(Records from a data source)
****

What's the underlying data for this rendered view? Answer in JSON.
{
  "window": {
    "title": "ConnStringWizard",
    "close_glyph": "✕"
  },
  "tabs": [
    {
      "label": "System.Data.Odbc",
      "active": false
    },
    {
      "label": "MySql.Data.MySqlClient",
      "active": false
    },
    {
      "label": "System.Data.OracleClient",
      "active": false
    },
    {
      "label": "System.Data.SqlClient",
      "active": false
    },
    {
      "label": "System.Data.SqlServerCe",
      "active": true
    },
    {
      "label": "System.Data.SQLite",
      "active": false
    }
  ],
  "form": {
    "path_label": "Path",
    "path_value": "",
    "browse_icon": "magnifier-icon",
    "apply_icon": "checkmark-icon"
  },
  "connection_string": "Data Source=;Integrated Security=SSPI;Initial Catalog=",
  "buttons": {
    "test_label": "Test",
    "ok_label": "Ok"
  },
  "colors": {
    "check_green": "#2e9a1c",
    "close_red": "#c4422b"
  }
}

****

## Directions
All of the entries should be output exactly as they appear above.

## Problem solution
What's the underlying data for this rendered view? Answer in JSON.
{
  "window": {
    "title": "ConnStringWizard",
    "close_glyph": "✕"
  },
  "tabs": [
    {
      "label": "System.Data.Odbc",
      "active": false
    },
    {
      "label": "MySql.Data.MySqlClient",
      "active": false
    },
    {
      "label": "System.Data.OracleClient",
      "active": false
    },
    {
      "label": "System.Data.SqlClient",
      "active": false
    },
    {
      "label": "System.Data.SqlServerCe",
      "active": true
    },
    {
      "label": "System.Data.SQLite",
      "active": false
    }
  ],
  "form": {
    "path_label": "Path",
    "path_value": "",
    "browse_icon": "magnifier-icon",
    "apply_icon": "checkmark-icon"
  },
  "connection_string": "Data Source=;Integrated Security=SSPI;Initial Catalog=",
  "buttons": {
    "test_label": "Test",
    "ok_label": "Ok"
  },
  "colors": {
    "check_green": "#2e9a1c",
    "close_red": "#c4422b"
  }
}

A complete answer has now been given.